DATA TO PROCESS:
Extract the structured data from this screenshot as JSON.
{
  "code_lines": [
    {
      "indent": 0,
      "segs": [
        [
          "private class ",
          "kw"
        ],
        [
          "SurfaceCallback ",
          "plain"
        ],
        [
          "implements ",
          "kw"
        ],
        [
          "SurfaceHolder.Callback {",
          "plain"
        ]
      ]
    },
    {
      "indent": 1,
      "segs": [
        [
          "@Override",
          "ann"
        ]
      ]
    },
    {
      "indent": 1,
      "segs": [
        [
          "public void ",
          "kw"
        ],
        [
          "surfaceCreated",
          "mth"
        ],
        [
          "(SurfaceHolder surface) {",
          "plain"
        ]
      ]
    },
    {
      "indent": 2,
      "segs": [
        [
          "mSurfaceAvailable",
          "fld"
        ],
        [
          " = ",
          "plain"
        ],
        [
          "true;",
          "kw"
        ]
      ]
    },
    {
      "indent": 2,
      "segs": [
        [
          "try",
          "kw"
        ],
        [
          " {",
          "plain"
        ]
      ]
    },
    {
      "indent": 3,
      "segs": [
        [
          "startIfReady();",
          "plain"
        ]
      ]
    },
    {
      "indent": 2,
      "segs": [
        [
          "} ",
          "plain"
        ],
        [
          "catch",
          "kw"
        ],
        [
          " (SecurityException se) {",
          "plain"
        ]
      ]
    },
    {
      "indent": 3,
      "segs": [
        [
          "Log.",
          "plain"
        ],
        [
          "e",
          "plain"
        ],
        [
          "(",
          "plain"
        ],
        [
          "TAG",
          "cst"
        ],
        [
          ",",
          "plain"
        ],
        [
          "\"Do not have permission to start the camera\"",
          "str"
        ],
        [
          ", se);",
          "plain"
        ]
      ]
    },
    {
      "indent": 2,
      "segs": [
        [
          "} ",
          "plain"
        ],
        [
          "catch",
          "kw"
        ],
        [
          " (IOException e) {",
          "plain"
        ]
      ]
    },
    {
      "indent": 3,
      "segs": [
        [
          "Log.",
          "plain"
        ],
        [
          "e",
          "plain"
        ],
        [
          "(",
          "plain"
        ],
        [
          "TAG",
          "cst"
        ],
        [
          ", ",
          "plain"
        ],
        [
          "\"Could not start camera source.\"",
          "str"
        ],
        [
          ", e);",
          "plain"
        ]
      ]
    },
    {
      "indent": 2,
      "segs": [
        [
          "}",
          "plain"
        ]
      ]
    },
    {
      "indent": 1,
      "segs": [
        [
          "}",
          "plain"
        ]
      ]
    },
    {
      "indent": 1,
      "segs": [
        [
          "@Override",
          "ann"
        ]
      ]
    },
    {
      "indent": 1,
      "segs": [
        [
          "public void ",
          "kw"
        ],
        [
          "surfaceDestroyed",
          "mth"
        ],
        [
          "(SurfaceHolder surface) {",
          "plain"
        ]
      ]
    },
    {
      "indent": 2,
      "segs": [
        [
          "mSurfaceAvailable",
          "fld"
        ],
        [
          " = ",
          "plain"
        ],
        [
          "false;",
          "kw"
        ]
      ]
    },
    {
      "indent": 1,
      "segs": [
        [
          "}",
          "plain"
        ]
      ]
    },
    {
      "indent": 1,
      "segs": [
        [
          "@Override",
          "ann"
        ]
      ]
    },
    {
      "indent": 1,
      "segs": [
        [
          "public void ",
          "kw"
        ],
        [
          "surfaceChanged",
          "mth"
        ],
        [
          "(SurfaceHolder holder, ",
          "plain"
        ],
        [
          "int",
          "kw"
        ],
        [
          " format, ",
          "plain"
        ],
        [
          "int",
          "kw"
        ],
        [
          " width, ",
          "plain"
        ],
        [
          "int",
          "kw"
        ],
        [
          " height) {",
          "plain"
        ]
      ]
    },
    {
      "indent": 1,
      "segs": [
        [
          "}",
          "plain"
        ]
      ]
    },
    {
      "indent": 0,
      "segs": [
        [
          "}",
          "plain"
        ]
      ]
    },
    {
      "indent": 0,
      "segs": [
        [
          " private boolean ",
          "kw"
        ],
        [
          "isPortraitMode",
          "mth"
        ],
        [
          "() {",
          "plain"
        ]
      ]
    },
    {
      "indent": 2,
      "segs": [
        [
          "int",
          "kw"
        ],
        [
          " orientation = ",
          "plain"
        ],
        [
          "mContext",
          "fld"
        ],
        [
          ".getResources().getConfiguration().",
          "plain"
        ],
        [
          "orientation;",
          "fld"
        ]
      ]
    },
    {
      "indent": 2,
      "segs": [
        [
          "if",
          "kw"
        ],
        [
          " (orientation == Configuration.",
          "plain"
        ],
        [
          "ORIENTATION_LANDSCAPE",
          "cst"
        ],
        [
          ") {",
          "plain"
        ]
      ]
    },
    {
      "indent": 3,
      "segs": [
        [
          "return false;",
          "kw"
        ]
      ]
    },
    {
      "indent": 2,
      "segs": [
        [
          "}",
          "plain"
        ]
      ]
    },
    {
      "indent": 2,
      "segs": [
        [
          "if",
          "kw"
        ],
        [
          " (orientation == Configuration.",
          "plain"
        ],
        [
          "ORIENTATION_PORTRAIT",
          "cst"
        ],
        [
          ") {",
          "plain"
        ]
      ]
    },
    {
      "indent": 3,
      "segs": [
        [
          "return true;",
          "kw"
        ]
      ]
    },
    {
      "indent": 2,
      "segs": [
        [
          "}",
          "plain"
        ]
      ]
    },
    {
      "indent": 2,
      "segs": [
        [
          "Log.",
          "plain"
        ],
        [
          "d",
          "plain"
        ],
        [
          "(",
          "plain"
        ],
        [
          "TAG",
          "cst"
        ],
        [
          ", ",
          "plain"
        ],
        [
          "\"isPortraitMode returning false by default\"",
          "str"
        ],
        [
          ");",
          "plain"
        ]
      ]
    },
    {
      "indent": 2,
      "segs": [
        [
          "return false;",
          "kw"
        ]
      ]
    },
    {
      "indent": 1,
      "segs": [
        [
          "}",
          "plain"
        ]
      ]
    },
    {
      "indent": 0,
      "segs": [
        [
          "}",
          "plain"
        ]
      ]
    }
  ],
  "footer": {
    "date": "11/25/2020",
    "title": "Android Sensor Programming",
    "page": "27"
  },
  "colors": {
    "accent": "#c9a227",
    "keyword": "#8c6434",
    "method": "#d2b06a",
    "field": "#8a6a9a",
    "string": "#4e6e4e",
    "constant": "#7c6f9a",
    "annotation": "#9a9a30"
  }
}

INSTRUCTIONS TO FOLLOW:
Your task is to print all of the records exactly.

TASK OUTPUT:
Extract the structured data from this screenshot as JSON.
{
  "code_lines": [
    {
      "indent": 0,
      "segs": [
        [
          "private class ",
          "kw"
        ],
        [
          "SurfaceCallback ",
          "plain"
        ],
        [
          "implements ",
          "kw"
        ],
        [
          "SurfaceHolder.Callback {",
          "plain"
        ]
      ]
    },
    {
      "indent": 1,
      "segs": [
        [
          "@Override",
          "ann"
        ]
      ]
    },
    {
      "indent": 1,
      "segs": [
        [
          "public void ",
          "kw"
        ],
        [
          "surfaceCreated",
          "mth"
        ],
        [
          "(SurfaceHolder surface) {",
          "plain"
        ]
      ]
    },
    {
      "indent": 2,
      "segs": [
        [
          "mSurfaceAvailable",
          "fld"
        ],
        [
          " = ",
          "plain"
        ],
        [
          "true;",
          "kw"
        ]
      ]
    },
    {
      "indent": 2,
      "segs": [
        [
          "try",
          "kw"
        ],
        [
          " {",
          "plain"
        ]
      ]
    },
    {
      "indent": 3,
      "segs": [
        [
          "startIfReady();",
          "plain"
        ]
      ]
    },
    {
      "indent": 2,
      "segs": [
        [
          "} ",
          "plain"
        ],
        [
          "catch",
          "kw"
        ],
        [
          " (SecurityException se) {",
          "plain"
        ]
      ]
    },
    {
      "indent": 3,
      "segs": [
        [
          "Log.",
          "plain"
        ],
        [
          "e",
          "plain"
        ],
        [
          "(",
          "plain"
        ],
        [
          "TAG",
          "cst"
        ],
        [
          ",",
          "plain"
        ],
        [
          "\"Do not have permission to start the camera\"",
          "str"
        ],
        [
          ", se);",
          "plain"
        ]
      ]
    },
    {
      "indent": 2,
      "segs": [
        [
          "} ",
          "plain"
        ],
        [
          "catch",
          "kw"
        ],
        [
          " (IOException e) {",
          "plain"
        ]
      ]
    },
    {
      "indent": 3,
      "segs": [
        [
          "Log.",
          "plain"
        ],
        [
          "e",
          "plain"
        ],
        [
          "(",
          "plain"
        ],
        [
          "TAG",
          "cst"
        ],
        [
          ", ",
          "plain"
        ],
        [
          "\"Could not start camera source.\"",
          "str"
        ],
        [
          ", e);",
          "plain"
        ]
      ]
    },
    {
      "indent": 2,
      "segs": [
        [
          "}",
          "plain"
        ]
      ]
    },
    {
      "indent": 1,
      "segs": [
        [
          "}",
          "plain"
        ]
      ]
    },
    {
      "indent": 1,
      "segs": [
        [
          "@Override",
          "ann"
        ]
      ]
    },
    {
      "indent": 1,
      "segs": [
        [
          "public void ",
          "kw"
        ],
        [
          "surfaceDestroyed",
          "mth"
        ],
        [
          "(SurfaceHolder surface) {",
          "plain"
        ]
      ]
    },
    {
      "indent": 2,
      "segs": [
        [
          "mSurfaceAvailable",
          "fld"
        ],
        [
          " = ",
          "plain"
        ],
        [
          "false;",
          "kw"
        ]
      ]
    },
    {
      "indent": 1,
      "segs": [
        [
          "}",
          "plain"
        ]
      ]
    },
    {
      "indent": 1,
      "segs": [
        [
          "@Override",
          "ann"
        ]
      ]
    },
    {
      "indent": 1,
      "segs": [
        [
          "public void ",
          "kw"
        ],
        [
          "surfaceChanged",
          "mth"
        ],
        [
          "(SurfaceHolder holder, ",
          "plain"
        ],
        [
          "int",
          "kw"
        ],
        [
          " format, ",
          "plain"
        ],
        [
          "int",
          "kw"
        ],
        [
          " width, ",
          "plain"
        ],
        [
          "int",
          "kw"
        ],
        [
          " height) {",
          "plain"
        ]
      ]
    },
    {
      "indent": 1,
      "segs": [
        [
          "}",
          "plain"
        ]
      ]
    },
    {
      "indent": 0,
      "segs": [
        [
          "}",
          "plain"
        ]
      ]
    },
    {
      "indent": 0,
      "segs": [
        [
          " private boolean ",
          "kw"
        ],
        [
          "isPortraitMode",
          "mth"
        ],
        [
          "() {",
          "plain"
        ]
      ]
    },
    {
      "indent": 2,
      "segs": [
        [
          "int",
          "kw"
        ],
        [
          " orientation = ",
          "plain"
        ],
        [
          "mContext",
          "fld"
        ],
        [
          ".getResources().getConfiguration().",
          "plain"
        ],
        [
          "orientation;",
          "fld"
        ]
      ]
    },
    {
      "indent": 2,
      "segs": [
        [
          "if",
          "kw"
        ],
        [
          " (orientation == Configuration.",
          "plain"
        ],
        [
          "ORIENTATION_LANDSCAPE",
          "cst"
        ],
        [
          ") {",
          "plain"
        ]
      ]
    },
    {
      "indent": 3,
      "segs": [
        [
          "return false;",
          "kw"
        ]
      ]
    },
    {
      "indent": 2,
      "segs": [
        [
          "}",
          "plain"
        ]
      ]
    },
    {
      "indent": 2,
      "segs": [
        [
          "if",
          "kw"
        ],
        [
          " (orientation == Configuration.",
          "plain"
        ],
        [
          "ORIENTATION_PORTRAIT",
          "cst"
        ],
        [
          ") {",
          "plain"
        ]
      ]
    },
    {
      "indent": 3,
      "segs": [
        [
          "return true;",
          "kw"
        ]
      ]
    },
    {
      "indent": 2,
      "segs": [
        [
          "}",
          "plain"
        ]
      ]
    },
    {
      "indent": 2,
      "segs": [
        [
          "Log.",
          "plain"
        ],
        [
          "d",
          "plain"
        ],
        [
          "(",
          "plain"
        ],
        [
          "TAG",
          "cst"
        ],
        [
          ", ",
          "plain"
        ],
        [
          "\"isPortraitMode returning false by default\"",
          "str"
        ],
        [
          ");",
          "plain"
        ]
      ]
    },
    {
      "indent": 2,
      "segs": [
        [
          "return false;",
          "kw"
        ]
      ]
    },
    {
      "indent": 1,
      "segs": [
        [
          "}",
          "plain"
        ]
      ]
    },
    {
      "indent": 0,
      "segs": [
        [
          "}",
          "plain"
        ]
      ]
    }
  ],
  "footer": {
    "date": "11/25/2020",
    "title": "Android Sensor Programming",
    "page": "27"
  },
  "colors": {
    "accent": "#c9a227",
    "keyword": "#8c6434",
    "method": "#d2b06a",
    "field": "#8a6a9a",
    "string": "#4e6e4e",
    "constant": "#7c6f9a",
    "annotation": "#9a9a30"
  }
}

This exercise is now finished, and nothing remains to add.